Output the data once more, exactly as given.

--------------------------------

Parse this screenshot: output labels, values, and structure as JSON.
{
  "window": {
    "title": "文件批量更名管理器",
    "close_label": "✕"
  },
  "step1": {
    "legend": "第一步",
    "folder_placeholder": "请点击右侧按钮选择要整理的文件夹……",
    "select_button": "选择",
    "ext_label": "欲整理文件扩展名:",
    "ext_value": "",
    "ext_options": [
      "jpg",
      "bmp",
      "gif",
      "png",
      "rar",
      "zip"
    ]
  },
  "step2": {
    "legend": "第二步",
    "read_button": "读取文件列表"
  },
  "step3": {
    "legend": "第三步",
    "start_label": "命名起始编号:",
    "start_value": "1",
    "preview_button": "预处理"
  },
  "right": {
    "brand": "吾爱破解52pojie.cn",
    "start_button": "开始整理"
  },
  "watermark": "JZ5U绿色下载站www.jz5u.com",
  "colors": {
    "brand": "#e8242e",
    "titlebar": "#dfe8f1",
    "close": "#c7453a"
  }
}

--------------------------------

Written reply
Parse this screenshot: output labels, values, and structure as JSON.
{
  "window": {
    "title": "文件批量更名管理器",
    "close_label": "✕"
  },
  "step1": {
    "legend": "第一步",
    "folder_placeholder": "请点击右侧按钮选择要整理的文件夹……",
    "select_button": "选择",
    "ext_label": "欲整理文件扩展名:",
    "ext_value": "",
    "ext_options": [
      "jpg",
      "bmp",
      "gif",
      "png",
      "rar",
      "zip"
    ]
  },
  "step2": {
    "legend": "第二步",
    "read_button": "读取文件列表"
  },
  "step3": {
    "legend": "第三步",
    "start_label": "命名起始编号:",
    "start_value": "1",
    "preview_button": "预处理"
  },
  "right": {
    "brand": "吾爱破解52pojie.cn",
    "start_button": "开始整理"
  },
  "watermark": "JZ5U绿色下载站www.jz5u.com",
  "colors": {
    "brand": "#e8242e",
    "titlebar": "#dfe8f1",
    "close": "#c7453a"
  }
}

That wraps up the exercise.